Ceriops australis is a shrub or small tree growing up to 10 m with short, stocky flanged buttresses, with looped surface roots sometimes developing from the trunk, and, as mentioned above, with smooth, rounded hypocotyls. It occurs round the coast of northern Australia from Exmouth, WA, through to Moreton Bay, QLD. It is the most widely-distributed of the 3 species. As well as in Australia, it also occurs in the southern part of PNG, and through much of Indonesia.
The leaves are opposite, a glossy yellowish green in colour, obovate to obovate-elliptic in shape, with a rounded apex, 5–10 cm long and 2–4 cm long with a petiole about 2 cm long. The stipules are in pairs, and flattened.
The inflorescence is a dense cluster of 2–10 flowers; these are yellowish green to orange-red, about half a centimetre long. The petals are creamy white, and become brown with age.
The fruit is an inverted pear-shaped drupe, about a centimetre or a little more in length, and not as wide as it is long. It is seated in a sunken calyx tube with reflexed lobes. The species is viviparous, with the dispersal propagule emerging from the end of the fruit. This propagule is slender, yellowish green, and smooth (or ribbed if it is Ceriops tagal), and can grow anything up to about 15 cm long – it is usually only about 5 mm in width.
This mangrove is found as a dominant species in inner and drier mangrove stands, usually on the borders of saltpans and on the landward borders of the stands, often forming dense shrublands. The photographs were taken in such an environment in Cockle Bay. It tolerates low moisture and high salinity, but does not like wave exposure or strong winds.

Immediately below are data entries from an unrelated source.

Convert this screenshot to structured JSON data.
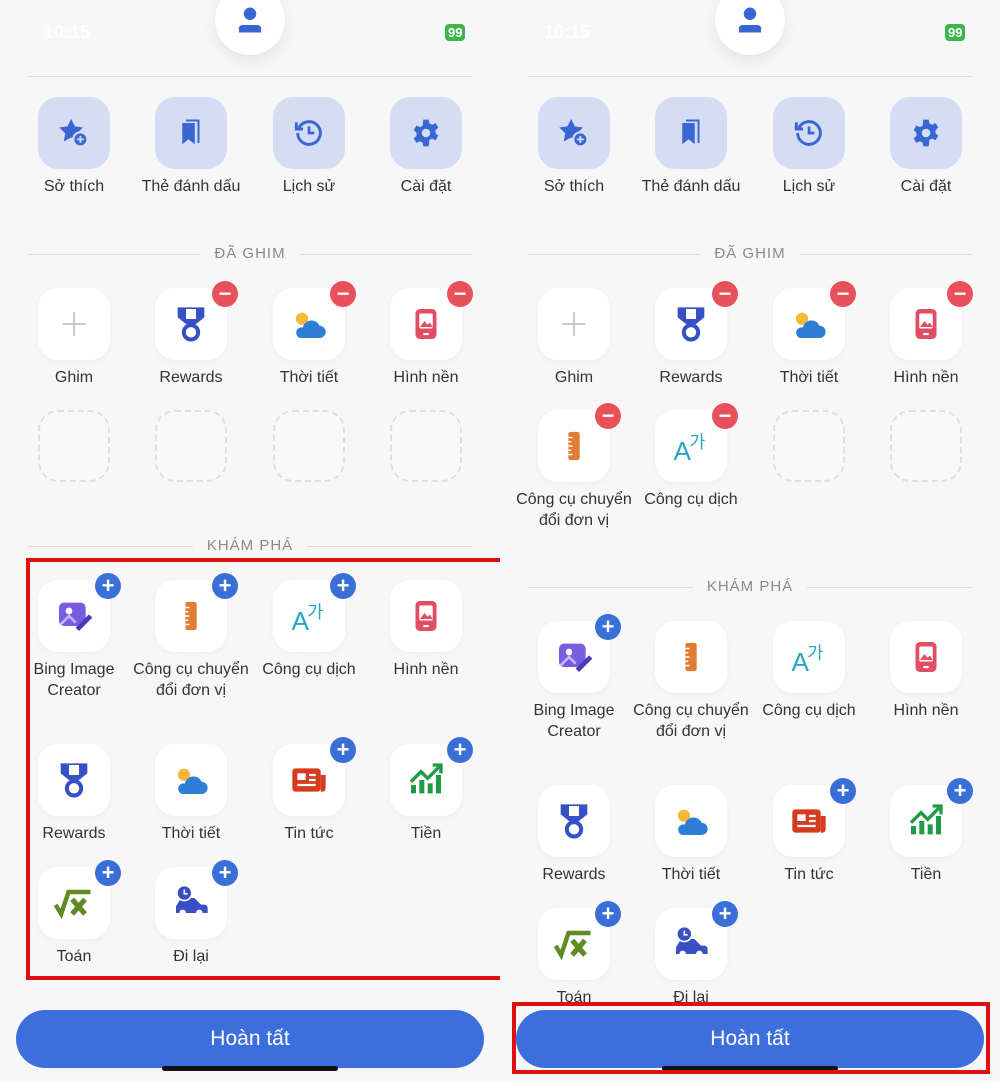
{
  "status": {
    "time": "10:15",
    "battery": "99"
  },
  "top_items": [
    {
      "label": "Sở thích",
      "icon": "star-plus-icon"
    },
    {
      "label": "Thẻ đánh dấu",
      "icon": "bookmark-icon"
    },
    {
      "label": "Lịch sử",
      "icon": "history-icon"
    },
    {
      "label": "Cài đặt",
      "icon": "gear-icon"
    }
  ],
  "pinned_heading": "ĐÃ GHIM",
  "explore_heading": "KHÁM PHÁ",
  "done_label": "Hoàn tất",
  "panels": [
    {
      "pinned": [
        {
          "label": "Ghim",
          "icon": "plus-icon",
          "kind": "add"
        },
        {
          "label": "Rewards",
          "icon": "medal-icon",
          "badge": "minus"
        },
        {
          "label": "Thời tiết",
          "icon": "weather-icon",
          "badge": "minus"
        },
        {
          "label": "Hình nền",
          "icon": "wallpaper-icon",
          "badge": "minus"
        },
        {
          "kind": "empty"
        },
        {
          "kind": "empty"
        },
        {
          "kind": "empty"
        },
        {
          "kind": "empty"
        }
      ],
      "explore": [
        {
          "label": "Bing Image Creator",
          "icon": "image-creator-icon",
          "badge": "plus"
        },
        {
          "label": "Công cụ chuyển đổi đơn vị",
          "icon": "ruler-icon",
          "badge": "plus"
        },
        {
          "label": "Công cụ dịch",
          "icon": "translate-icon",
          "badge": "plus"
        },
        {
          "label": "Hình nền",
          "icon": "wallpaper-icon"
        },
        {
          "label": "Rewards",
          "icon": "medal-icon"
        },
        {
          "label": "Thời tiết",
          "icon": "weather-icon"
        },
        {
          "label": "Tin tức",
          "icon": "news-icon",
          "badge": "plus"
        },
        {
          "label": "Tiền",
          "icon": "money-chart-icon",
          "badge": "plus"
        },
        {
          "label": "Toán",
          "icon": "math-icon",
          "badge": "plus"
        },
        {
          "label": "Đi lại",
          "icon": "car-icon",
          "badge": "plus"
        }
      ]
    },
    {
      "pinned": [
        {
          "label": "Ghim",
          "icon": "plus-icon",
          "kind": "add"
        },
        {
          "label": "Rewards",
          "icon": "medal-icon",
          "badge": "minus"
        },
        {
          "label": "Thời tiết",
          "icon": "weather-icon",
          "badge": "minus"
        },
        {
          "label": "Hình nền",
          "icon": "wallpaper-icon",
          "badge": "minus"
        },
        {
          "label": "Công cụ chuyển đổi đơn vị",
          "icon": "ruler-icon",
          "badge": "minus"
        },
        {
          "label": "Công cụ dịch",
          "icon": "translate-icon",
          "badge": "minus"
        },
        {
          "kind": "empty"
        },
        {
          "kind": "empty"
        }
      ],
      "explore": [
        {
          "label": "Bing Image Creator",
          "icon": "image-creator-icon",
          "badge": "plus"
        },
        {
          "label": "Công cụ chuyển đổi đơn vị",
          "icon": "ruler-icon"
        },
        {
          "label": "Công cụ dịch",
          "icon": "translate-icon"
        },
        {
          "label": "Hình nền",
          "icon": "wallpaper-icon"
        },
        {
          "label": "Rewards",
          "icon": "medal-icon"
        },
        {
          "label": "Thời tiết",
          "icon": "weather-icon"
        },
        {
          "label": "Tin tức",
          "icon": "news-icon",
          "badge": "plus"
        },
        {
          "label": "Tiền",
          "icon": "money-chart-icon",
          "badge": "plus"
        },
        {
          "label": "Toán",
          "icon": "math-icon",
          "badge": "plus"
        },
        {
          "label": "Đi lại",
          "icon": "car-icon",
          "badge": "plus"
        }
      ]
    }
  ],
  "colors": {
    "accent": "#3d6fdc",
    "remove": "#e8505b",
    "highlight": "#dd1111"
  }
}
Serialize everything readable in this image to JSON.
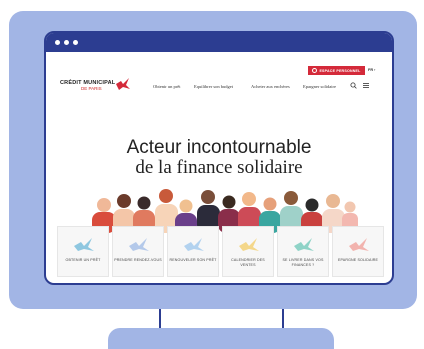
{
  "site": {
    "logo_main": "CRÉDIT MUNICIPAL",
    "logo_sub": "DE PARIS",
    "espace_button": "ESPACE PERSONNEL",
    "language": "FR"
  },
  "nav": [
    {
      "label": "Obtenir un prêt"
    },
    {
      "label": "Equilibrer son budget"
    },
    {
      "label": "Acheter aux enchères"
    },
    {
      "label": "Epargner solidaire"
    }
  ],
  "hero": {
    "line1": "Acteur incontournable",
    "line2": "de la finance solidaire"
  },
  "tiles": [
    {
      "label": "OBTENIR UN PRÊT",
      "icon": "bird-icon",
      "color": "#8ec7e0"
    },
    {
      "label": "PRENDRE RENDEZ-VOUS",
      "icon": "bird-icon",
      "color": "#b4c9ea"
    },
    {
      "label": "RENOUVELER SON PRÊT",
      "icon": "bird-icon",
      "color": "#b2d2ef"
    },
    {
      "label": "CALENDRIER DES VENTES",
      "icon": "bird-icon",
      "color": "#f4d78a"
    },
    {
      "label": "SE LIVRER DANS VOS FINANCES ?",
      "icon": "bird-icon",
      "color": "#8fd3c7"
    },
    {
      "label": "EPARGNE SOLIDAIRE",
      "icon": "bird-icon",
      "color": "#f2b3ae"
    }
  ],
  "colors": {
    "frame": "#a2b5e5",
    "window_bar": "#2c3d91",
    "brand_red": "#d42a3a"
  }
}
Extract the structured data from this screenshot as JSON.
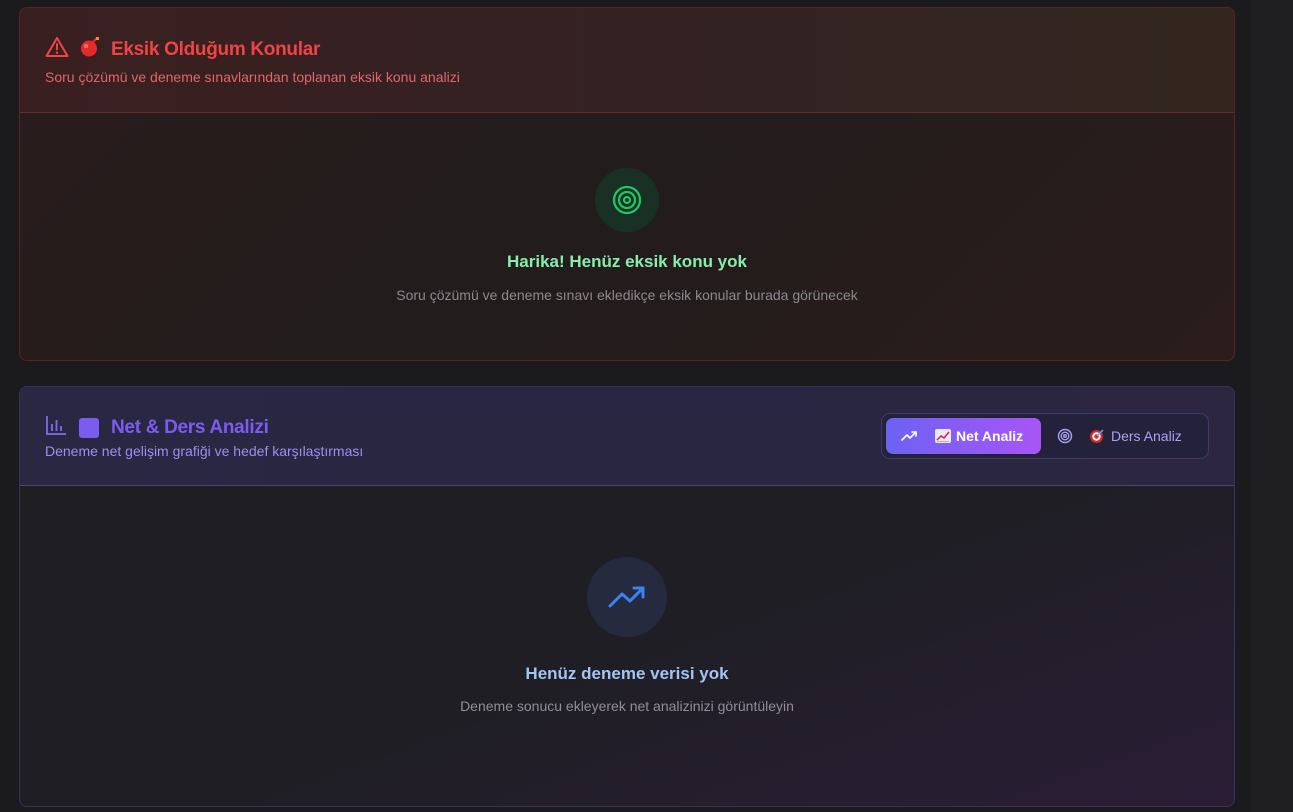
{
  "weak_topics": {
    "title": "Eksik Olduğum Konular",
    "subtitle": "Soru çözümü ve deneme sınavlarından toplanan eksik konu analizi",
    "title_icons": [
      "warning-triangle-icon",
      "bomb-emoji-icon"
    ],
    "empty_state": {
      "icon": "target-icon",
      "title": "Harika! Henüz eksik konu yok",
      "description": "Soru çözümü ve deneme sınavı ekledikçe eksik konular burada görünecek"
    },
    "accent_color": "#ef4444"
  },
  "net_analysis": {
    "title": "Net & Ders Analizi",
    "subtitle": "Deneme net gelişim grafiği ve hedef karşılaştırması",
    "title_icons": [
      "bar-chart-icon",
      "purple-square-emoji-icon"
    ],
    "tabs": [
      {
        "label": "📈 Net Analiz",
        "icon": "trending-up-icon",
        "active": true
      },
      {
        "label": "🎯 Ders Analiz",
        "icon": "target-icon",
        "active": false
      }
    ],
    "tab_labels": {
      "net": "Net Analiz",
      "ders": "Ders Analiz"
    },
    "empty_state": {
      "icon": "trending-up-icon",
      "title": "Henüz deneme verisi yok",
      "description": "Deneme sonucu ekleyerek net analizinizi görüntüleyin"
    },
    "accent_color": "#7c5cf0"
  }
}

The indigenous inhabitants used the timber for digging sticks, spear shafts and throwing sticks. They boiled the inner red bark and used the infusion to treat skin disorders; ashes from burnt wood were used for a similar purpose.
Caterpillars of the Emperor Moth Syntherata janetta feed on this plant.
Ceriops australis and Ceriops tagal were considered to be the same species until neighbouring trees were shown to be genetically isolated.
Information about medicinal qualities of plants, or about their use as medicines, is for interest only, and is not intended to be used as a guide for the treatment of medical conditions.
Photographs taken in Cockle Bay 2012, 2014
Page last updated 19th October 2016